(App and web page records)
^^^^

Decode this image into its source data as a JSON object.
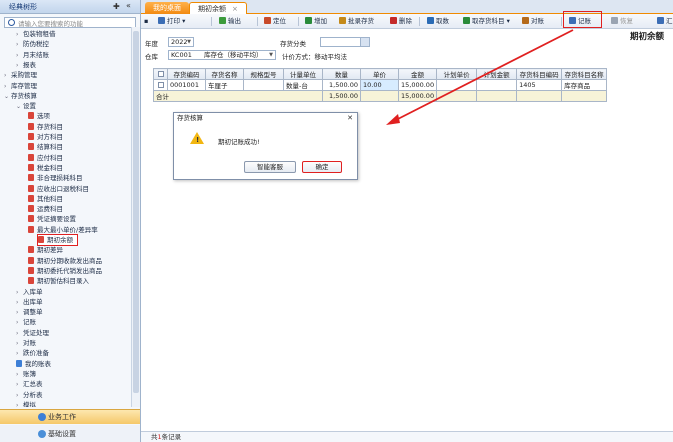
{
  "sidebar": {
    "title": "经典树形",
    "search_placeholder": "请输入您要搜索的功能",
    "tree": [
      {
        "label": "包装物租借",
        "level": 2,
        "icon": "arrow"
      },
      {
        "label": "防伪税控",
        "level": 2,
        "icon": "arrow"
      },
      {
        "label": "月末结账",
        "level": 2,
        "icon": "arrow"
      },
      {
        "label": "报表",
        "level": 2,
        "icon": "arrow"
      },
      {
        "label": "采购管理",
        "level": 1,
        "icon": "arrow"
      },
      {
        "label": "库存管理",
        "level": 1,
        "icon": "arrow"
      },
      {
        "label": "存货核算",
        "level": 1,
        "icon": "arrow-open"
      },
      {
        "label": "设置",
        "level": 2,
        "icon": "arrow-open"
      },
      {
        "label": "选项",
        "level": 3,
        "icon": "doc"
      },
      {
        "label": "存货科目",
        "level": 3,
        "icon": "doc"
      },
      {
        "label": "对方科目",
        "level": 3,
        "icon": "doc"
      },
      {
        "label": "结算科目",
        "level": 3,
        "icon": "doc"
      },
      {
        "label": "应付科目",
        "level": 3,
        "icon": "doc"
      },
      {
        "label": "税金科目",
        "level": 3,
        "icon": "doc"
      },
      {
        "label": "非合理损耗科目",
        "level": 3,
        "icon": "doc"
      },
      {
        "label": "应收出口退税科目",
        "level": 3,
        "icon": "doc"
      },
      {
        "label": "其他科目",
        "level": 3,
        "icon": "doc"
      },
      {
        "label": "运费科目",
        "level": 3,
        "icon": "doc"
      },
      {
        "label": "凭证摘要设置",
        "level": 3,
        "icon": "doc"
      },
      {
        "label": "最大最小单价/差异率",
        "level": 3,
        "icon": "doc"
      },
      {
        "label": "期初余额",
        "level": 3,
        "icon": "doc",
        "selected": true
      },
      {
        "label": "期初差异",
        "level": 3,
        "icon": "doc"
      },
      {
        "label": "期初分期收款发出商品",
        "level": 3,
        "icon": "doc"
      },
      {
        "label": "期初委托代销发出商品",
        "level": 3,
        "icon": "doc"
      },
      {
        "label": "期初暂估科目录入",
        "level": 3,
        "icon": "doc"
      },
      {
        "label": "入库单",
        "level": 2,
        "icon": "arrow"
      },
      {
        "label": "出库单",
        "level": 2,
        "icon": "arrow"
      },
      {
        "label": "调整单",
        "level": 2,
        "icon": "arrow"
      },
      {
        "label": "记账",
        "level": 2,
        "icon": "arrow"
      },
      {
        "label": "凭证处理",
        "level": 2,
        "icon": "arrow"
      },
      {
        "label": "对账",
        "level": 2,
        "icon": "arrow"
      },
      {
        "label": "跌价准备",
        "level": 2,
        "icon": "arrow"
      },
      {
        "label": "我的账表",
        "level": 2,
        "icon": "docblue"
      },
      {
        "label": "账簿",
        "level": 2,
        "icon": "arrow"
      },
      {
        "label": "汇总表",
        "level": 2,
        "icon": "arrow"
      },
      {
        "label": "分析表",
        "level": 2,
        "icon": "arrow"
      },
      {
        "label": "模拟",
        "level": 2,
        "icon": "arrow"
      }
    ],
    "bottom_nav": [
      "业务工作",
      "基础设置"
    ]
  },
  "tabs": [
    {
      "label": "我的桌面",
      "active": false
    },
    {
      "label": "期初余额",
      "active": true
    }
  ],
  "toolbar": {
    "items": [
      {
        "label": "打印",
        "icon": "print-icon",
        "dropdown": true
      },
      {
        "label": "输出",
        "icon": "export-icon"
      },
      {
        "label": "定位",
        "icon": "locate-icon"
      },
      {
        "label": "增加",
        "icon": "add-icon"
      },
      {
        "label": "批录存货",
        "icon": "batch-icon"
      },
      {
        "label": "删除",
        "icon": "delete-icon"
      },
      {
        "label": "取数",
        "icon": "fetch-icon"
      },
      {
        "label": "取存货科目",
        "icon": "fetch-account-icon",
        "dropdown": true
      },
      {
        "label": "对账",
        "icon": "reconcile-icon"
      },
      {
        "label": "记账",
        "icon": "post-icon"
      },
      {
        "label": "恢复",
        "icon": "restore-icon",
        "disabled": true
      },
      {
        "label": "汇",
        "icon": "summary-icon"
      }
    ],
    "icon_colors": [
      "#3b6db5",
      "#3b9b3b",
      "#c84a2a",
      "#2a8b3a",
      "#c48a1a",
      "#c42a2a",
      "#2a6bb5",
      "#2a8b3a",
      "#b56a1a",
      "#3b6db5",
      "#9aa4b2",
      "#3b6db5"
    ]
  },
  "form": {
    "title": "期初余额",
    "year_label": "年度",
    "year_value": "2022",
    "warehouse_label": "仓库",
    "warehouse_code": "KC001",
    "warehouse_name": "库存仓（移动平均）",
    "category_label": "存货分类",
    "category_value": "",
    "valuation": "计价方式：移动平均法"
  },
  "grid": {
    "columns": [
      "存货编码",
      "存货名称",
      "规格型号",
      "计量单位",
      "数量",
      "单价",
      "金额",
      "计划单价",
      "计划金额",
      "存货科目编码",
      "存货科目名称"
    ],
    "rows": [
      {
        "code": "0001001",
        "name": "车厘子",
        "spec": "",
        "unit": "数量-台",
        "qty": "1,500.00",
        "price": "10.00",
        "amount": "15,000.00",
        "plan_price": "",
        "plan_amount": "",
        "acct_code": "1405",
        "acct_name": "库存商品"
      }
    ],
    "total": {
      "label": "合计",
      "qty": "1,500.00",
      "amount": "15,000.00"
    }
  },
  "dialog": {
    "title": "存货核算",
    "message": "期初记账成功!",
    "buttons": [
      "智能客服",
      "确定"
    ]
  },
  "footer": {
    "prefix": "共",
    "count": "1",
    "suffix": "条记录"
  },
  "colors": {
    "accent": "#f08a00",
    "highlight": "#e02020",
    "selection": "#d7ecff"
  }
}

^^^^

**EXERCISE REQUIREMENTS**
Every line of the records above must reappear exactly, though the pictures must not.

**EXERCISE ANSWER**
Decode this image into its source data as a JSON object.
{
  "sidebar": {
    "title": "经典树形",
    "search_placeholder": "请输入您要搜索的功能",
    "tree": [
      {
        "label": "包装物租借",
        "level": 2,
        "icon": "arrow"
      },
      {
        "label": "防伪税控",
        "level": 2,
        "icon": "arrow"
      },
      {
        "label": "月末结账",
        "level": 2,
        "icon": "arrow"
      },
      {
        "label": "报表",
        "level": 2,
        "icon": "arrow"
      },
      {
        "label": "采购管理",
        "level": 1,
        "icon": "arrow"
      },
      {
        "label": "库存管理",
        "level": 1,
        "icon": "arrow"
      },
      {
        "label": "存货核算",
        "level": 1,
        "icon": "arrow-open"
      },
      {
        "label": "设置",
        "level": 2,
        "icon": "arrow-open"
      },
      {
        "label": "选项",
        "level": 3,
        "icon": "doc"
      },
      {
        "label": "存货科目",
        "level": 3,
        "icon": "doc"
      },
      {
        "label": "对方科目",
        "level": 3,
        "icon": "doc"
      },
      {
        "label": "结算科目",
        "level": 3,
        "icon": "doc"
      },
      {
        "label": "应付科目",
        "level": 3,
        "icon": "doc"
      },
      {
        "label": "税金科目",
        "level": 3,
        "icon": "doc"
      },
      {
        "label": "非合理损耗科目",
        "level": 3,
        "icon": "doc"
      },
      {
        "label": "应收出口退税科目",
        "level": 3,
        "icon": "doc"
      },
      {
        "label": "其他科目",
        "level": 3,
        "icon": "doc"
      },
      {
        "label": "运费科目",
        "level": 3,
        "icon": "doc"
      },
      {
        "label": "凭证摘要设置",
        "level": 3,
        "icon": "doc"
      },
      {
        "label": "最大最小单价/差异率",
        "level": 3,
        "icon": "doc"
      },
      {
        "label": "期初余额",
        "level": 3,
        "icon": "doc",
        "selected": true
      },
      {
        "label": "期初差异",
        "level": 3,
        "icon": "doc"
      },
      {
        "label": "期初分期收款发出商品",
        "level": 3,
        "icon": "doc"
      },
      {
        "label": "期初委托代销发出商品",
        "level": 3,
        "icon": "doc"
      },
      {
        "label": "期初暂估科目录入",
        "level": 3,
        "icon": "doc"
      },
      {
        "label": "入库单",
        "level": 2,
        "icon": "arrow"
      },
      {
        "label": "出库单",
        "level": 2,
        "icon": "arrow"
      },
      {
        "label": "调整单",
        "level": 2,
        "icon": "arrow"
      },
      {
        "label": "记账",
        "level": 2,
        "icon": "arrow"
      },
      {
        "label": "凭证处理",
        "level": 2,
        "icon": "arrow"
      },
      {
        "label": "对账",
        "level": 2,
        "icon": "arrow"
      },
      {
        "label": "跌价准备",
        "level": 2,
        "icon": "arrow"
      },
      {
        "label": "我的账表",
        "level": 2,
        "icon": "docblue"
      },
      {
        "label": "账簿",
        "level": 2,
        "icon": "arrow"
      },
      {
        "label": "汇总表",
        "level": 2,
        "icon": "arrow"
      },
      {
        "label": "分析表",
        "level": 2,
        "icon": "arrow"
      },
      {
        "label": "模拟",
        "level": 2,
        "icon": "arrow"
      }
    ],
    "bottom_nav": [
      "业务工作",
      "基础设置"
    ]
  },
  "tabs": [
    {
      "label": "我的桌面",
      "active": false
    },
    {
      "label": "期初余额",
      "active": true
    }
  ],
  "toolbar": {
    "items": [
      {
        "label": "打印",
        "icon": "print-icon",
        "dropdown": true
      },
      {
        "label": "输出",
        "icon": "export-icon"
      },
      {
        "label": "定位",
        "icon": "locate-icon"
      },
      {
        "label": "增加",
        "icon": "add-icon"
      },
      {
        "label": "批录存货",
        "icon": "batch-icon"
      },
      {
        "label": "删除",
        "icon": "delete-icon"
      },
      {
        "label": "取数",
        "icon": "fetch-icon"
      },
      {
        "label": "取存货科目",
        "icon": "fetch-account-icon",
        "dropdown": true
      },
      {
        "label": "对账",
        "icon": "reconcile-icon"
      },
      {
        "label": "记账",
        "icon": "post-icon"
      },
      {
        "label": "恢复",
        "icon": "restore-icon",
        "disabled": true
      },
      {
        "label": "汇",
        "icon": "summary-icon"
      }
    ],
    "icon_colors": [
      "#3b6db5",
      "#3b9b3b",
      "#c84a2a",
      "#2a8b3a",
      "#c48a1a",
      "#c42a2a",
      "#2a6bb5",
      "#2a8b3a",
      "#b56a1a",
      "#3b6db5",
      "#9aa4b2",
      "#3b6db5"
    ]
  },
  "form": {
    "title": "期初余额",
    "year_label": "年度",
    "year_value": "2022",
    "warehouse_label": "仓库",
    "warehouse_code": "KC001",
    "warehouse_name": "库存仓（移动平均）",
    "category_label": "存货分类",
    "category_value": "",
    "valuation": "计价方式：移动平均法"
  },
  "grid": {
    "columns": [
      "存货编码",
      "存货名称",
      "规格型号",
      "计量单位",
      "数量",
      "单价",
      "金额",
      "计划单价",
      "计划金额",
      "存货科目编码",
      "存货科目名称"
    ],
    "rows": [
      {
        "code": "0001001",
        "name": "车厘子",
        "spec": "",
        "unit": "数量-台",
        "qty": "1,500.00",
        "price": "10.00",
        "amount": "15,000.00",
        "plan_price": "",
        "plan_amount": "",
        "acct_code": "1405",
        "acct_name": "库存商品"
      }
    ],
    "total": {
      "label": "合计",
      "qty": "1,500.00",
      "amount": "15,000.00"
    }
  },
  "dialog": {
    "title": "存货核算",
    "message": "期初记账成功!",
    "buttons": [
      "智能客服",
      "确定"
    ]
  },
  "footer": {
    "prefix": "共",
    "count": "1",
    "suffix": "条记录"
  },
  "colors": {
    "accent": "#f08a00",
    "highlight": "#e02020",
    "selection": "#d7ecff"
  }
}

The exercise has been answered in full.